◆ **ACTIVITY**: Give the records once more, exactly as they stand.
===== THE RECORDS =====
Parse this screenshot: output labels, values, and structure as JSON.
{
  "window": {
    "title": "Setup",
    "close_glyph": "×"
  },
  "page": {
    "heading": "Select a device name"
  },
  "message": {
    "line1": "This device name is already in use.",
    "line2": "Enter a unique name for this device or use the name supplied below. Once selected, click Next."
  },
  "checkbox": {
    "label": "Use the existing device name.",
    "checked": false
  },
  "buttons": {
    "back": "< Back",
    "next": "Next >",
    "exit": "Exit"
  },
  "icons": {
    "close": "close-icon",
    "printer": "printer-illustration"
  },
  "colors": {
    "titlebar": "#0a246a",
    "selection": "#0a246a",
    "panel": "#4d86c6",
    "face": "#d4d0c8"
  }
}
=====
◆ **ANSWER TO THE EXERCISE**:
Parse this screenshot: output labels, values, and structure as JSON.
{
  "window": {
    "title": "Setup",
    "close_glyph": "×"
  },
  "page": {
    "heading": "Select a device name"
  },
  "message": {
    "line1": "This device name is already in use.",
    "line2": "Enter a unique name for this device or use the name supplied below. Once selected, click Next."
  },
  "checkbox": {
    "label": "Use the existing device name.",
    "checked": false
  },
  "buttons": {
    "back": "< Back",
    "next": "Next >",
    "exit": "Exit"
  },
  "icons": {
    "close": "close-icon",
    "printer": "printer-illustration"
  },
  "colors": {
    "titlebar": "#0a246a",
    "selection": "#0a246a",
    "panel": "#4d86c6",
    "face": "#d4d0c8"
  }
}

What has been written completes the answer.